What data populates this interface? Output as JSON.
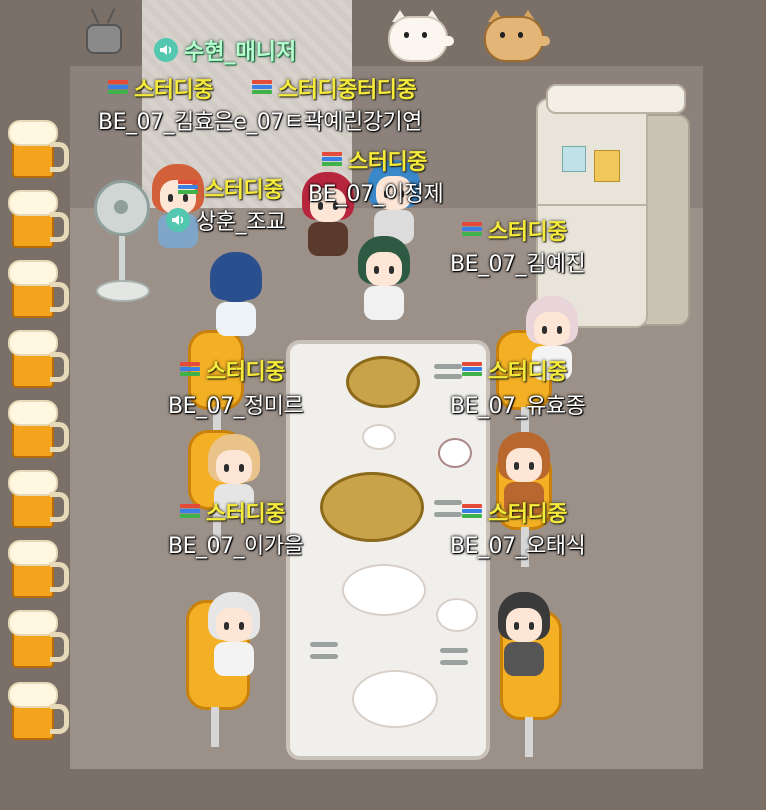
{
  "voice_labels": {
    "manager": "수현_매니저",
    "assistant": "상훈_조교"
  },
  "status_text": "스터디중",
  "status_duplicate_join": "스터디중터디중",
  "names": {
    "top_left_pair": "BE_07_김효은e_07ㅌ곽예린강기연",
    "center": "BE_07_이정제",
    "right_top": "BE_07_김예진",
    "left_mid": "BE_07_정미르",
    "right_mid": "BE_07_유효종",
    "left_low": "BE_07_이가을",
    "right_low": "BE_07_오태식"
  },
  "colors": {
    "status_text": "#f6ea3b",
    "voice_text": "#b8ffcf",
    "speaker_badge": "#54c7b0",
    "chair": "#f3b025",
    "room_floor": "#9c9189"
  },
  "icons": {
    "status": "book-stack-icon",
    "voice": "speaker-icon",
    "beer": "beer-mug-icon"
  }
}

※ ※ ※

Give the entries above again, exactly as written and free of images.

* TASK OUTPUT *
What data populates this interface? Output as JSON.
{
  "voice_labels": {
    "manager": "수현_매니저",
    "assistant": "상훈_조교"
  },
  "status_text": "스터디중",
  "status_duplicate_join": "스터디중터디중",
  "names": {
    "top_left_pair": "BE_07_김효은e_07ㅌ곽예린강기연",
    "center": "BE_07_이정제",
    "right_top": "BE_07_김예진",
    "left_mid": "BE_07_정미르",
    "right_mid": "BE_07_유효종",
    "left_low": "BE_07_이가을",
    "right_low": "BE_07_오태식"
  },
  "colors": {
    "status_text": "#f6ea3b",
    "voice_text": "#b8ffcf",
    "speaker_badge": "#54c7b0",
    "chair": "#f3b025",
    "room_floor": "#9c9189"
  },
  "icons": {
    "status": "book-stack-icon",
    "voice": "speaker-icon",
    "beer": "beer-mug-icon"
  }
}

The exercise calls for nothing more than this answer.